(Task objective)
Copy each line of the entries that includes the word "label".

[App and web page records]
═══

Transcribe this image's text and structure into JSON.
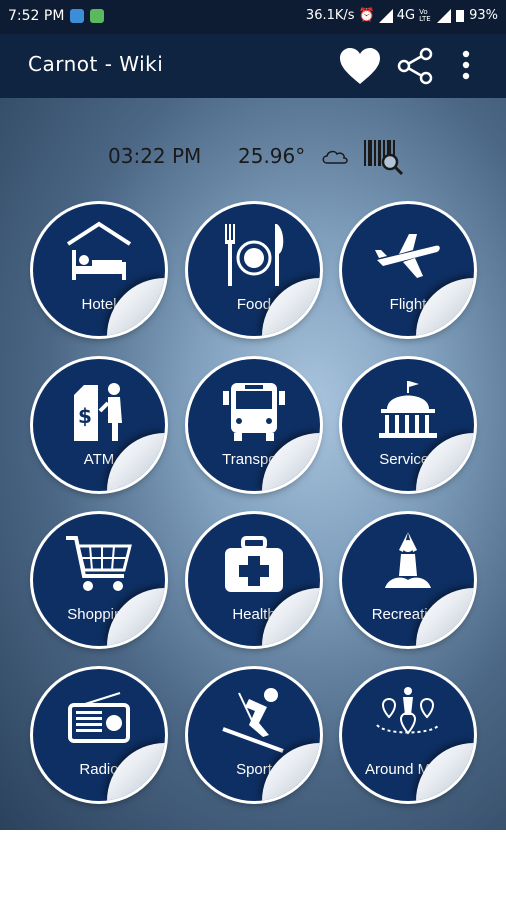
{
  "status": {
    "time": "7:52 PM",
    "speed": "36.1K/s",
    "network": "4G",
    "volte": "Vo LTE",
    "battery": "93%"
  },
  "appbar": {
    "title": "Carnot - Wiki"
  },
  "info": {
    "time": "03:22 PM",
    "temperature": "25.96°"
  },
  "tiles": [
    {
      "label": "Hotel"
    },
    {
      "label": "Food"
    },
    {
      "label": "Flight"
    },
    {
      "label": "ATM"
    },
    {
      "label": "Transport"
    },
    {
      "label": "Services"
    },
    {
      "label": "Shopping"
    },
    {
      "label": "Health"
    },
    {
      "label": "Recreation"
    },
    {
      "label": "Radio"
    },
    {
      "label": "Sport"
    },
    {
      "label": "Around Me ?"
    }
  ],
  "colors": {
    "tile": "#0e2f63",
    "appbar": "#0f2440",
    "statusbar": "#0d1c33"
  }
}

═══

(Output of the exercise)
      "label": "Hotel"
      "label": "Food"
      "label": "Flight"
      "label": "ATM"
      "label": "Transport"
      "label": "Services"
      "label": "Shopping"
      "label": "Health"
      "label": "Recreation"
      "label": "Radio"
      "label": "Sport"
      "label": "Around Me ?"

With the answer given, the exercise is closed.